# WHAT TO PRODUCE:
When you copy the records that follow, please keep every word exactly as it is and leave out the pictures.

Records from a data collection
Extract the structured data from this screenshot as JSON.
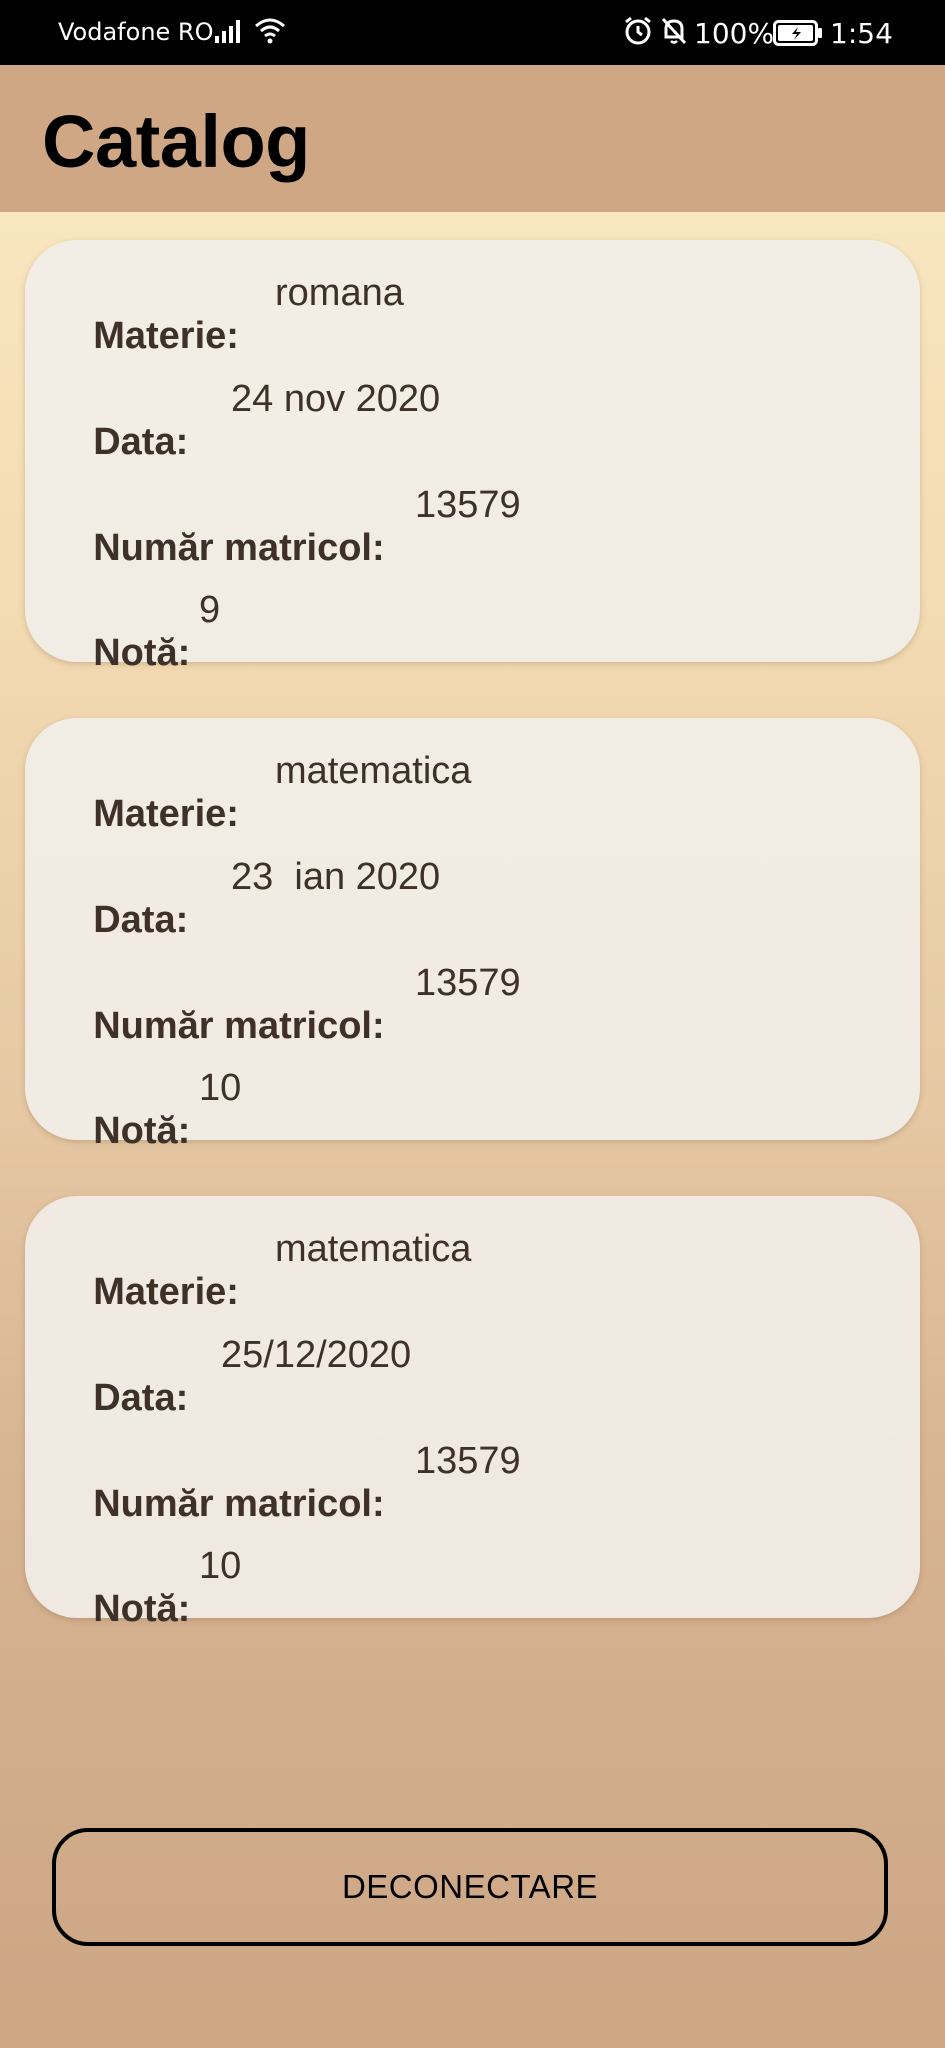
{
  "status_bar": {
    "carrier": "Vodafone RO",
    "battery": "100%",
    "time": "1:54",
    "icons": [
      "signal-icon",
      "wifi-icon",
      "alarm-icon",
      "notifications-off-icon",
      "battery-charging-icon"
    ]
  },
  "app_bar": {
    "title": "Catalog"
  },
  "labels": {
    "subject": "Materie:",
    "date": "Data:",
    "student_id": "Număr matricol:",
    "grade": "Notă:"
  },
  "grades": [
    {
      "subject": "romana",
      "date": "24 nov 2020",
      "student_id": "13579",
      "grade": "9"
    },
    {
      "subject": "matematica",
      "date": "23  ian 2020",
      "student_id": "13579",
      "grade": "10"
    },
    {
      "subject": "matematica",
      "date": "25/12/2020",
      "student_id": "13579",
      "grade": "10"
    }
  ],
  "logout_button": "DECONECTARE",
  "colors": {
    "app_bar": "#cfa784",
    "card": "#f1eee8",
    "text": "#3d3128"
  }
}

# SOLUTION TO THIS TASK:
Extract the structured data from this screenshot as JSON.
{
  "status_bar": {
    "carrier": "Vodafone RO",
    "battery": "100%",
    "time": "1:54",
    "icons": [
      "signal-icon",
      "wifi-icon",
      "alarm-icon",
      "notifications-off-icon",
      "battery-charging-icon"
    ]
  },
  "app_bar": {
    "title": "Catalog"
  },
  "labels": {
    "subject": "Materie:",
    "date": "Data:",
    "student_id": "Număr matricol:",
    "grade": "Notă:"
  },
  "grades": [
    {
      "subject": "romana",
      "date": "24 nov 2020",
      "student_id": "13579",
      "grade": "9"
    },
    {
      "subject": "matematica",
      "date": "23  ian 2020",
      "student_id": "13579",
      "grade": "10"
    },
    {
      "subject": "matematica",
      "date": "25/12/2020",
      "student_id": "13579",
      "grade": "10"
    }
  ],
  "logout_button": "DECONECTARE",
  "colors": {
    "app_bar": "#cfa784",
    "card": "#f1eee8",
    "text": "#3d3128"
  }
}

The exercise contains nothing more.